Your task: The answer must be one number: how many lines in the records below contain the word "screenshot".

━━ Provided data

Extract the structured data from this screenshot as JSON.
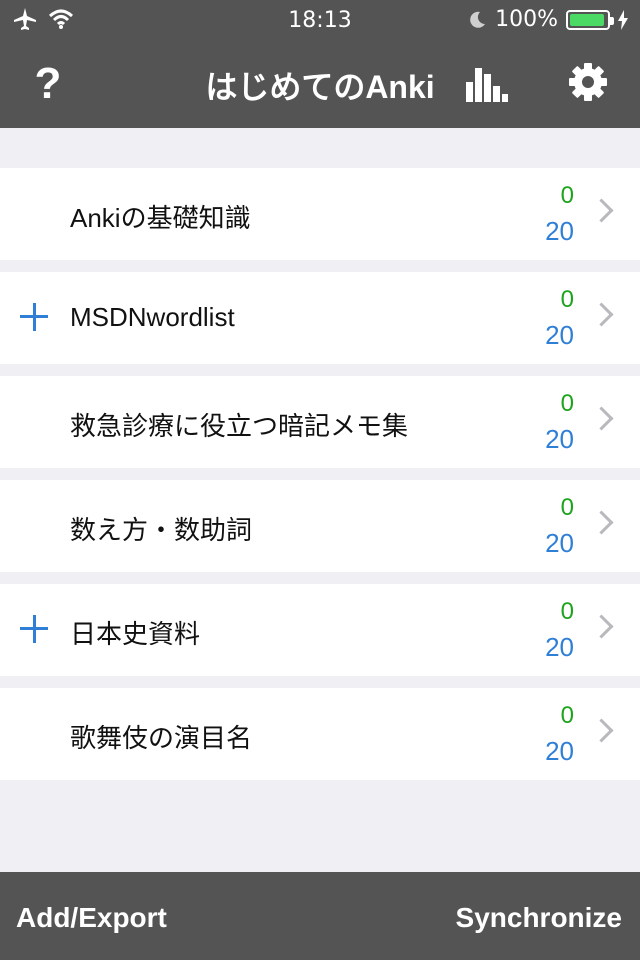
{
  "status": {
    "time": "18:13",
    "battery_percent": "100%",
    "battery_level": 1.0,
    "icons": [
      "airplane-icon",
      "wifi-icon",
      "moon-icon",
      "battery-icon",
      "charging-icon"
    ]
  },
  "nav": {
    "title": "はじめてのAnki",
    "help_label": "?",
    "icons": [
      "help-icon",
      "stats-icon",
      "settings-icon"
    ]
  },
  "decks": [
    {
      "name": "Ankiの基礎知識",
      "due": "0",
      "new": "20",
      "expandable": false
    },
    {
      "name": "MSDNwordlist",
      "due": "0",
      "new": "20",
      "expandable": true
    },
    {
      "name": "救急診療に役立つ暗記メモ集",
      "due": "0",
      "new": "20",
      "expandable": false
    },
    {
      "name": "数え方・数助詞",
      "due": "0",
      "new": "20",
      "expandable": false
    },
    {
      "name": "日本史資料",
      "due": "0",
      "new": "20",
      "expandable": true
    },
    {
      "name": "歌舞伎の演目名",
      "due": "0",
      "new": "20",
      "expandable": false
    }
  ],
  "toolbar": {
    "add_label": "Add/Export",
    "sync_label": "Synchronize"
  },
  "colors": {
    "bar": "#545454",
    "background": "#efeff4",
    "due": "#1fa31f",
    "new": "#2f7fd6",
    "battery": "#4cd964"
  }
}
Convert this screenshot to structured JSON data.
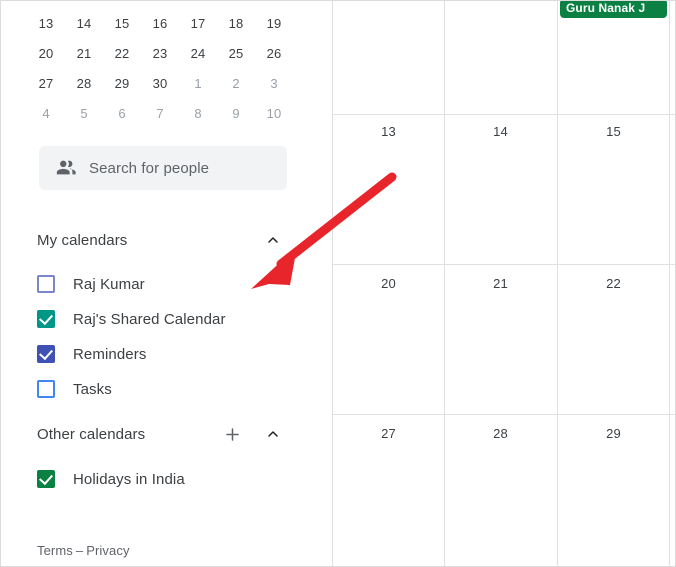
{
  "colors": {
    "accent_green_dark": "#0b8043",
    "accent_teal": "#009688",
    "accent_indigo": "#3f51b5",
    "accent_blue": "#4285f4",
    "accent_periwinkle": "#7986cb",
    "annotation_red": "#e8252a",
    "grid_line": "#e0e0e0",
    "text_primary": "#3c4043",
    "text_muted": "#9aa0a6",
    "search_bg": "#f1f3f4"
  },
  "sidebar": {
    "mini_calendar": {
      "rows": [
        [
          {
            "day": "13",
            "muted": false
          },
          {
            "day": "14",
            "muted": false
          },
          {
            "day": "15",
            "muted": false
          },
          {
            "day": "16",
            "muted": false
          },
          {
            "day": "17",
            "muted": false
          },
          {
            "day": "18",
            "muted": false
          },
          {
            "day": "19",
            "muted": false
          }
        ],
        [
          {
            "day": "20",
            "muted": false
          },
          {
            "day": "21",
            "muted": false
          },
          {
            "day": "22",
            "muted": false
          },
          {
            "day": "23",
            "muted": false
          },
          {
            "day": "24",
            "muted": false
          },
          {
            "day": "25",
            "muted": false
          },
          {
            "day": "26",
            "muted": false
          }
        ],
        [
          {
            "day": "27",
            "muted": false
          },
          {
            "day": "28",
            "muted": false
          },
          {
            "day": "29",
            "muted": false
          },
          {
            "day": "30",
            "muted": false
          },
          {
            "day": "1",
            "muted": true
          },
          {
            "day": "2",
            "muted": true
          },
          {
            "day": "3",
            "muted": true
          }
        ],
        [
          {
            "day": "4",
            "muted": true
          },
          {
            "day": "5",
            "muted": true
          },
          {
            "day": "6",
            "muted": true
          },
          {
            "day": "7",
            "muted": true
          },
          {
            "day": "8",
            "muted": true
          },
          {
            "day": "9",
            "muted": true
          },
          {
            "day": "10",
            "muted": true
          }
        ]
      ]
    },
    "search_people": {
      "placeholder": "Search for people",
      "value": "",
      "icon": "people-icon"
    },
    "my_calendars": {
      "title": "My calendars",
      "collapse_icon": "chevron-up-icon",
      "items": [
        {
          "label": "Raj Kumar",
          "checked": false,
          "color": "#7986cb"
        },
        {
          "label": "Raj's Shared Calendar",
          "checked": true,
          "color": "#009688"
        },
        {
          "label": "Reminders",
          "checked": true,
          "color": "#3f51b5"
        },
        {
          "label": "Tasks",
          "checked": false,
          "color": "#4285f4"
        }
      ]
    },
    "other_calendars": {
      "title": "Other calendars",
      "add_icon": "plus-icon",
      "collapse_icon": "chevron-up-icon",
      "items": [
        {
          "label": "Holidays in India",
          "checked": true,
          "color": "#0b8043"
        }
      ]
    },
    "footer": {
      "terms_label": "Terms",
      "separator": "–",
      "privacy_label": "Privacy"
    }
  },
  "main": {
    "grid": {
      "day_numbers": [
        {
          "day": "13",
          "col": 0,
          "row": 0
        },
        {
          "day": "14",
          "col": 1,
          "row": 0
        },
        {
          "day": "15",
          "col": 2,
          "row": 0
        },
        {
          "day": "20",
          "col": 0,
          "row": 1
        },
        {
          "day": "21",
          "col": 1,
          "row": 1
        },
        {
          "day": "22",
          "col": 2,
          "row": 1
        },
        {
          "day": "27",
          "col": 0,
          "row": 2
        },
        {
          "day": "28",
          "col": 1,
          "row": 2
        },
        {
          "day": "29",
          "col": 2,
          "row": 2
        }
      ],
      "events": [
        {
          "title": "Guru Nanak J",
          "color": "#0b8043",
          "col": 2
        }
      ]
    }
  },
  "annotation": {
    "type": "arrow",
    "color": "#e8252a",
    "points_to": "my-calendars-collapse-area"
  }
}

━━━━

Response below: 2